(See review below)


"When I write about a work of art, I usually like to situate it in an art historical perspective, since no piece of art exists in a vacuum. We all know that artists are influenced by their context and by other artists. When I looked at Eolake Stobblehouse’s painting of a running yellow figure against a bluish background, of course, I saw some influences by artistic precedents. The piece seems to be influenced by abstract art. Its color scheme, however, could have been part of a Van Gogh painting. The figure itself, made up of splashes of bright yellow, may be seen as a more modern version of Joan Miro’s Surrealist stick figures. Yet, if you look at the piece as a whole, none of these individual descriptions really fit it. It’s a whimsical piece, but not really Surrealist. It’s abstract in its method and texture, yet it clearly represents a man running. It’s not emotional, yet it’s Expressionist in its energy and color scheme. In other words, it’s an original."
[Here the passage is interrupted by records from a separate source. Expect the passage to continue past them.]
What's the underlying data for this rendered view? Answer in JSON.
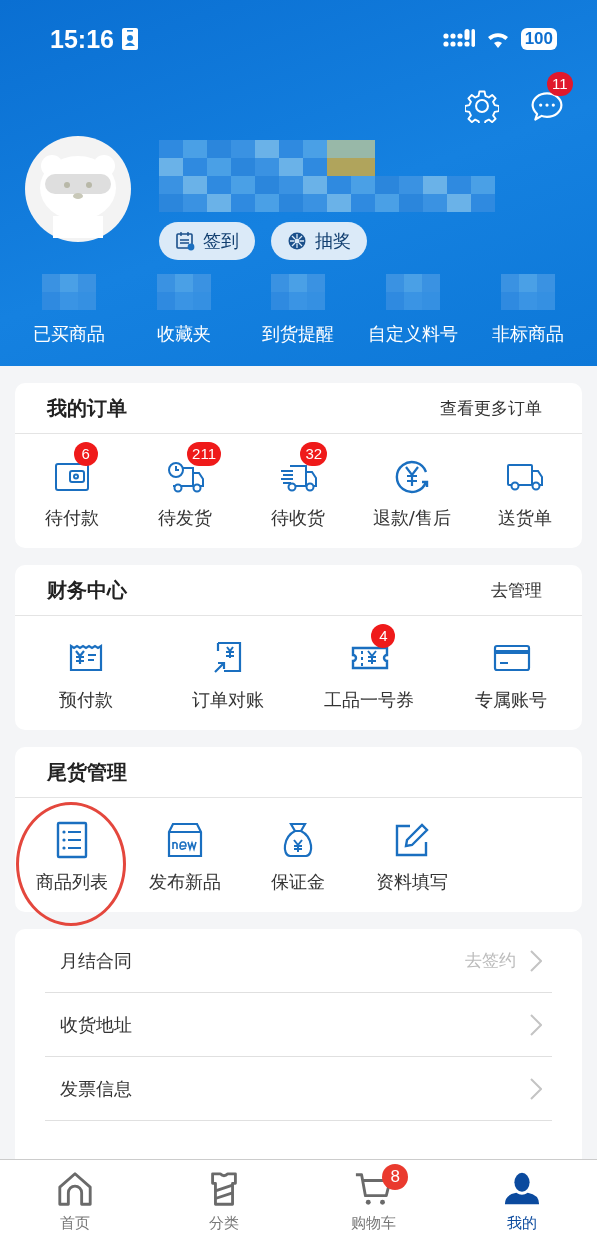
{
  "status_bar": {
    "time": "15:16",
    "battery": "100"
  },
  "header": {
    "message_badge": "11",
    "actions": [
      {
        "label": "签到",
        "kind": "calendar"
      },
      {
        "label": "抽奖",
        "kind": "wheel"
      }
    ],
    "shortcuts": [
      "已买商品",
      "收藏夹",
      "到货提醒",
      "自定义料号",
      "非标商品"
    ]
  },
  "orders": {
    "title": "我的订单",
    "link": "查看更多订单",
    "items": [
      {
        "label": "待付款",
        "kind": "wallet",
        "badge": "6"
      },
      {
        "label": "待发货",
        "kind": "truck-clock",
        "badge": "211"
      },
      {
        "label": "待收货",
        "kind": "truck-fast",
        "badge": "32"
      },
      {
        "label": "退款/售后",
        "kind": "refund"
      },
      {
        "label": "送货单",
        "kind": "truck"
      }
    ]
  },
  "finance": {
    "title": "财务中心",
    "link": "去管理",
    "items": [
      {
        "label": "预付款",
        "kind": "prepay"
      },
      {
        "label": "订单对账",
        "kind": "reconcile"
      },
      {
        "label": "工品一号券",
        "kind": "coupon",
        "badge": "4"
      },
      {
        "label": "专属账号",
        "kind": "card"
      }
    ]
  },
  "clearance": {
    "title": "尾货管理",
    "items": [
      {
        "label": "商品列表",
        "kind": "list",
        "circled": true
      },
      {
        "label": "发布新品",
        "kind": "new",
        "circled": false
      },
      {
        "label": "保证金",
        "kind": "moneybag",
        "circled": false
      },
      {
        "label": "资料填写",
        "kind": "edit",
        "circled": false
      }
    ]
  },
  "menu": [
    {
      "label": "月结合同",
      "hint": "去签约"
    },
    {
      "label": "收货地址"
    },
    {
      "label": "发票信息"
    }
  ],
  "tab_bar": [
    {
      "label": "首页",
      "kind": "home",
      "selected": false
    },
    {
      "label": "分类",
      "kind": "shirt",
      "selected": false
    },
    {
      "label": "购物车",
      "kind": "cart",
      "selected": false,
      "badge": "8"
    },
    {
      "label": "我的",
      "kind": "person",
      "selected": true
    }
  ]
}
Claudia Moscovici

Claudia Moscovici is the author of seven scholarly books on political philosophy and the Romantic movement, which include Romanticism and Postromanticism (Rowman and Littlefield, 2007), Gender and Citizenship (Rowman and Littlefield, 2000) and Double Dialectics (Rowman and Littlefield, 2002). She co-founded the international art movement called postromanticism with the Mexican sculptor Leonardo Pereznieto (postromanticism.com). She taught philosophy, literature and arts and ideas at Boston University and at the University of Michigan. She has also published poetry, short stories and essays in many literary magazines.